Well, I suppose everybody figured I'd jump in.
In a nutshell, after some research, personally, my opinion is that the online claims of Idebenone appear to be much exaggerated.
Apparently, there are two compositions of idebenone - oxidized and reduced idebenone. From what I can ascertain from a cursory review, the oxidized form does little to nothing beneficial.
The reduced idebenone does show some affect on the hypocampus part of the brain (which correlates with long term memory), but clinical tests for use of it in Alzheimers, from what I can tell, showed no benefit.
As far as any effect on myelin? I didn't find a thing that showed any correlation with that.
As a matter of fact, there were a couple of research studies that shed a little "doubt" on the long-term safety of idebenone, precisely due to its strength.
Exp Biol Med (Maywood). 2003 May;228(5):506-13. Related Articles, Links
Mitochondrial production of oxygen radical species and the role of Coenzyme Q as an antioxidant.
Genova ML, Pich MM, Biondi A, Bernacchia A, Falasca A, Bovina C, Formiggini G, Parenti Castelli G, Lenaz G.
Dipartimento di Biochimica "G Moruzzi", University of Bologna, 40126 Bologna, Italy.
The mitochondrial respiratory chain is a powerful source of reactive oxygen species (ROS), which is considered as the pathogenic agent of many diseases and of aging. We have investigated the role of complex I in superoxide radical production and found by the combined use of specific inhibitors of complex I that the one-electron donor to oxygen in the complex is a redox center located prior to the sites where three different types of Coenzyme Q (CoQ) competitors bind, to be identified with an Fe-S cluster, most probably N2, or possibly an ubisemiquinone intermediate insensitive to all the above inhibitors. Short-chain Coenzyme Q analogs enhance superoxide formation, presumably by mediating electron transfer from N2 to oxygen. The clinically used CoQ analog, idebenone, is particularly effective, raising doubts on its safety as a drug. Cells counteract oxidative stress by antioxidants. CoQ is the only lipophilic antioxidant to be biosynthesized. Exogenous CoQ, however, protects cells from oxidative stress by conversion into its reduced antioxidant form by cellular reductases. The plasma membrane oxidoreductase and DT-diaphorase are two such systems, likewise, they are overexpressed under oxidative stress conditions.
PMID: 12709577 [PubMed - indexed for MEDLINE]
Apparently, regular CoQ10 is synthesized differently, also.
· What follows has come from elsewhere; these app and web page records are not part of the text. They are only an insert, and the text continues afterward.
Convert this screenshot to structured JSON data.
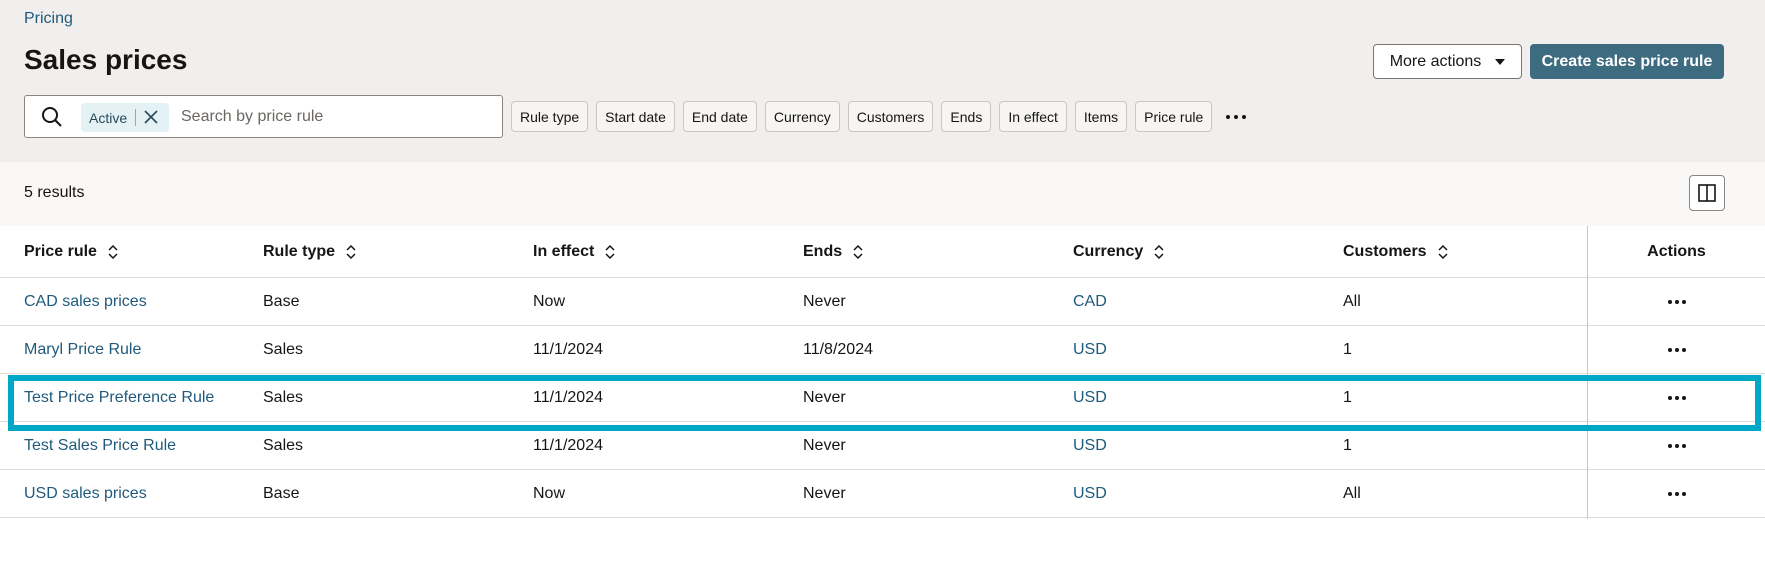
{
  "breadcrumb": "Pricing",
  "page_title": "Sales prices",
  "header_actions": {
    "more_actions_label": "More actions",
    "create_label": "Create sales price rule"
  },
  "search": {
    "active_chip": "Active",
    "placeholder": "Search by price rule",
    "value": ""
  },
  "filters": [
    "Rule type",
    "Start date",
    "End date",
    "Currency",
    "Customers",
    "Ends",
    "In effect",
    "Items",
    "Price rule"
  ],
  "results_count": "5 results",
  "table": {
    "columns": [
      "Price rule",
      "Rule type",
      "In effect",
      "Ends",
      "Currency",
      "Customers",
      "Actions"
    ],
    "rows": [
      {
        "price_rule": "CAD sales prices",
        "rule_type": "Base",
        "in_effect": "Now",
        "ends": "Never",
        "currency": "CAD",
        "customers": "All"
      },
      {
        "price_rule": "Maryl Price Rule",
        "rule_type": "Sales",
        "in_effect": "11/1/2024",
        "ends": "11/8/2024",
        "currency": "USD",
        "customers": "1"
      },
      {
        "price_rule": "Test Price Preference Rule",
        "rule_type": "Sales",
        "in_effect": "11/1/2024",
        "ends": "Never",
        "currency": "USD",
        "customers": "1"
      },
      {
        "price_rule": "Test Sales Price Rule",
        "rule_type": "Sales",
        "in_effect": "11/1/2024",
        "ends": "Never",
        "currency": "USD",
        "customers": "1"
      },
      {
        "price_rule": "USD sales prices",
        "rule_type": "Base",
        "in_effect": "Now",
        "ends": "Never",
        "currency": "USD",
        "customers": "All"
      }
    ]
  },
  "colors": {
    "accent": "#3d6b80",
    "link": "#1f5a7c",
    "highlight": "#00a7c7"
  }
}
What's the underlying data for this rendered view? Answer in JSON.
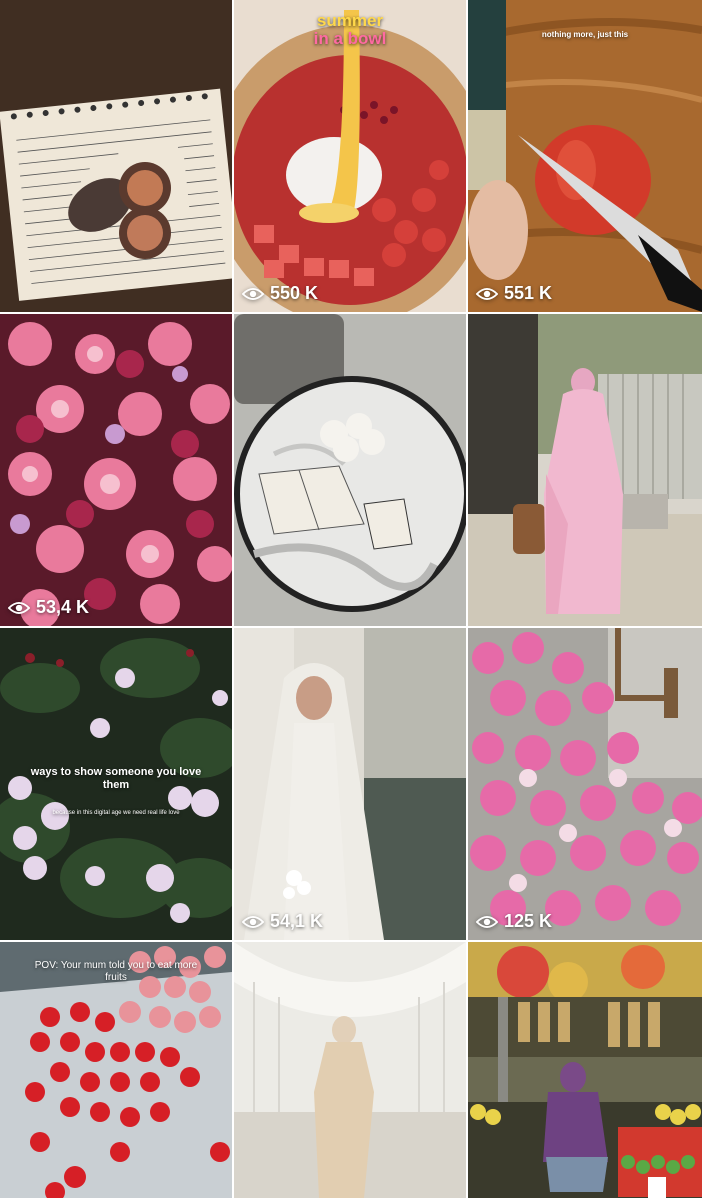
{
  "tiles": [
    {
      "name": "notebook-figs",
      "views": ""
    },
    {
      "name": "summer-bowl",
      "views": "550 K",
      "overlay_title_1": "summer",
      "overlay_title_2": "in a bowl"
    },
    {
      "name": "tomato-cutting",
      "views": "551 K",
      "overlay_caption": "nothing more, just this"
    },
    {
      "name": "pink-flowers",
      "views": "53,4 K"
    },
    {
      "name": "table-quran",
      "views": ""
    },
    {
      "name": "pink-dress",
      "views": ""
    },
    {
      "name": "roses-garden",
      "views": "",
      "overlay_heading": "ways to show someone you love them",
      "overlay_sub": "because in this digital age we need real life love"
    },
    {
      "name": "bride",
      "views": "54,1 K"
    },
    {
      "name": "bellflowers",
      "views": "125 K"
    },
    {
      "name": "strawberries",
      "views": "",
      "overlay_caption": "POV: Your mum told you to eat more fruits"
    },
    {
      "name": "bride-satin",
      "views": ""
    },
    {
      "name": "fruit-market",
      "views": ""
    }
  ],
  "icons": {
    "views": "eye-icon"
  },
  "colors": {
    "overlay_text": "#ffffff",
    "summer_title": "#ffd84a"
  }
}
To tell you my opinion, (which is STRICTLY my opinion and nothing else), I'd personally just stick with CoQ10 myself. OVERALL, it appears to provide the same and even perhaps better benefits, with less risk. They both assist with the mitochondrial respiratory chain (biological energy), which is a good thing in general, but is it specific
for MS treatment? I'd say no, but I believe it probably helps some (as you mentioned that you have noticed).
Ok...that's my two cents. For what it's worth.
(Oh....and I take CoQ10, also.)
I hope others will weigh in here, also, though!
Best to you!
EDIT: You know, since it appears this is basically an anti-oxidant agent anyway, and there is a little "controversy" about it, perhaps you might consider adding additional different types of anti-oxidants along with CoQ10 to his regimen? Sarah!! Where are you? Sarah's good at this stuff.
SECOND EDIT: Maybe Felly might consider tossing in his/her thoughts???